• Dataset rows for apps and sites:
[Start of Attachment]

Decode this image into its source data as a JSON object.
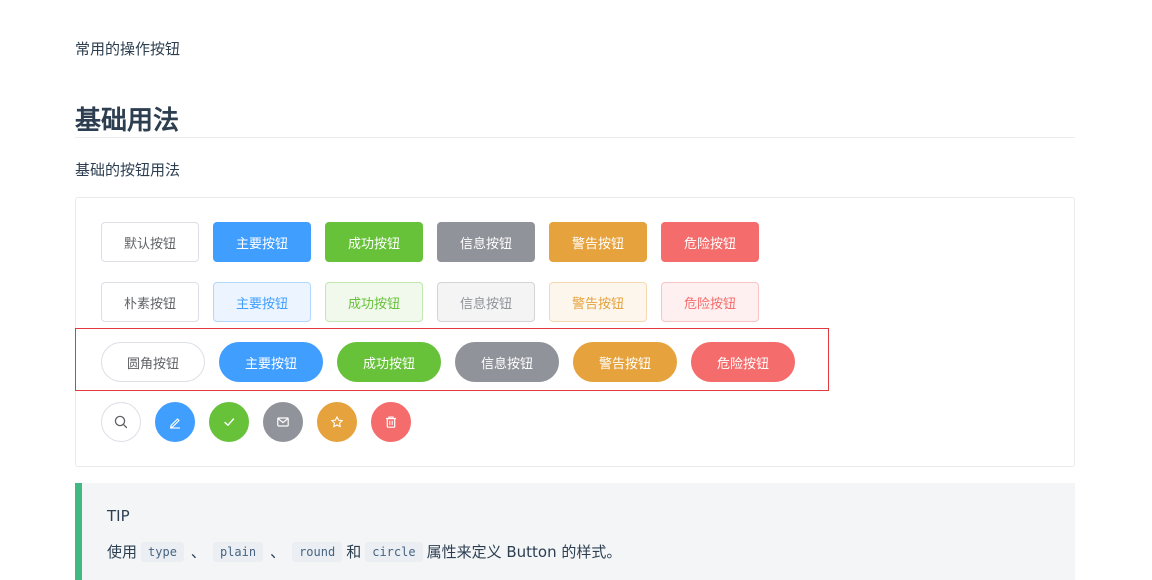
{
  "intro": "常用的操作按钮",
  "section_title": "基础用法",
  "section_desc": "基础的按钮用法",
  "rows": {
    "default": [
      "默认按钮",
      "主要按钮",
      "成功按钮",
      "信息按钮",
      "警告按钮",
      "危险按钮"
    ],
    "plain": [
      "朴素按钮",
      "主要按钮",
      "成功按钮",
      "信息按钮",
      "警告按钮",
      "危险按钮"
    ],
    "round": [
      "圆角按钮",
      "主要按钮",
      "成功按钮",
      "信息按钮",
      "警告按钮",
      "危险按钮"
    ],
    "circle_icons": [
      "search-icon",
      "edit-icon",
      "check-icon",
      "message-icon",
      "star-icon",
      "delete-icon"
    ]
  },
  "colors": {
    "primary": "#409eff",
    "success": "#67c23a",
    "info": "#909399",
    "warning": "#e6a23c",
    "danger": "#f56c6c",
    "tip_border": "#42b983",
    "highlight": "#e0393e"
  },
  "tip": {
    "title": "TIP",
    "prefix": "使用",
    "code1": "type",
    "sep1": "、",
    "code2": "plain",
    "sep2": "、",
    "code3": "round",
    "conj": "和",
    "code4": "circle",
    "suffix": "属性来定义 Button 的样式。"
  }
}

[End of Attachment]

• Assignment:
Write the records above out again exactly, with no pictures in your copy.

• Answer below:
Decode this image into its source data as a JSON object.
{
  "intro": "常用的操作按钮",
  "section_title": "基础用法",
  "section_desc": "基础的按钮用法",
  "rows": {
    "default": [
      "默认按钮",
      "主要按钮",
      "成功按钮",
      "信息按钮",
      "警告按钮",
      "危险按钮"
    ],
    "plain": [
      "朴素按钮",
      "主要按钮",
      "成功按钮",
      "信息按钮",
      "警告按钮",
      "危险按钮"
    ],
    "round": [
      "圆角按钮",
      "主要按钮",
      "成功按钮",
      "信息按钮",
      "警告按钮",
      "危险按钮"
    ],
    "circle_icons": [
      "search-icon",
      "edit-icon",
      "check-icon",
      "message-icon",
      "star-icon",
      "delete-icon"
    ]
  },
  "colors": {
    "primary": "#409eff",
    "success": "#67c23a",
    "info": "#909399",
    "warning": "#e6a23c",
    "danger": "#f56c6c",
    "tip_border": "#42b983",
    "highlight": "#e0393e"
  },
  "tip": {
    "title": "TIP",
    "prefix": "使用",
    "code1": "type",
    "sep1": "、",
    "code2": "plain",
    "sep2": "、",
    "code3": "round",
    "conj": "和",
    "code4": "circle",
    "suffix": "属性来定义 Button 的样式。"
  }
}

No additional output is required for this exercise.